Vol. 238, Issue 4833, pp. 1528-1534
DOI: 10.1126/science.238.4833.1528


One of the major astronomical discoveries of the last two decades was the detection of luminous x-ray binary star systems in which gravitational energy from accretion is released by the emission of x-ray photons, which have energies in the range of 0.1 to 10 kiloelectron volts. Recent observations have shown that some of these binary sources also emit photons in the energy range of 1012 electron volts and above. Such sources contain a rotating neutron star that is accreting matter from a companion. Techniques to detect such radiation are ground-based, simple, and inexpensive. Four binary sources (Hercules X-1, 4U0115+63, Vela X-1, and Cygnus X-3) have been observed by at least two independent groups. Although the discovery of such very high energy "gamma-ray binaries" was not theoretically anticipated, models have now been proposed that attempt to explain the behavior of one or more of the sources.
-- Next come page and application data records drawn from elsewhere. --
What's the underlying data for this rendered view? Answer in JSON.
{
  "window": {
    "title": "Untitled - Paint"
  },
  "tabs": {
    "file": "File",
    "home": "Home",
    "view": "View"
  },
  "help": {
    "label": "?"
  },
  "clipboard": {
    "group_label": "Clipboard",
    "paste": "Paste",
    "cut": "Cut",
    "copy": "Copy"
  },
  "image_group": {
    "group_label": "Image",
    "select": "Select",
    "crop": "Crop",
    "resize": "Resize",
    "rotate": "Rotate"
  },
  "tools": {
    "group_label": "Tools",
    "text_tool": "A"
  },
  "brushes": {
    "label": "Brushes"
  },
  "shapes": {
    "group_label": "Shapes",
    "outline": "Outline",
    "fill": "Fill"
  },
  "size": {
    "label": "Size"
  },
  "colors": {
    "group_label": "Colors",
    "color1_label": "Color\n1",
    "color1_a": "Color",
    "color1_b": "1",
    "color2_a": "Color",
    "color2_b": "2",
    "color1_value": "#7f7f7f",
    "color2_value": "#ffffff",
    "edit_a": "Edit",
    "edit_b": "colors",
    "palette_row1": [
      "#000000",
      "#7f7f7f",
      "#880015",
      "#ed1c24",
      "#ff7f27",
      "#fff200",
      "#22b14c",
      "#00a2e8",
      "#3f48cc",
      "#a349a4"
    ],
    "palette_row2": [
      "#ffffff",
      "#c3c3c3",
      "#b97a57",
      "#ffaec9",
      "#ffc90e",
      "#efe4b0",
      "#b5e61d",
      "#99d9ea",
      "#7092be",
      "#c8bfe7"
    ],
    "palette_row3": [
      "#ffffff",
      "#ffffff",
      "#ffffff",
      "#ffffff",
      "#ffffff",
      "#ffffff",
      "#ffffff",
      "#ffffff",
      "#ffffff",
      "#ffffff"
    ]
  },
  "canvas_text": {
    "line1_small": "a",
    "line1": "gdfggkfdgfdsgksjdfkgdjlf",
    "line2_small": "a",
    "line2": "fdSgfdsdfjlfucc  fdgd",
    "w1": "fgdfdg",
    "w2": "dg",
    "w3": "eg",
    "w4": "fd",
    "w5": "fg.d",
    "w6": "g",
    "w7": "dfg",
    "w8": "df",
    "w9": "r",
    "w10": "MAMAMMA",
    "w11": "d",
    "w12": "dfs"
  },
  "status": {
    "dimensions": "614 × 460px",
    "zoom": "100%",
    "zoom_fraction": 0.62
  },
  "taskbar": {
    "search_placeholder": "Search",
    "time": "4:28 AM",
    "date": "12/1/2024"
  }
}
The implications of these observations is that a significant portion of the more energetic cosmic rays observed on Earth may arise from the action of similar sources within the galaxy during the past few million years.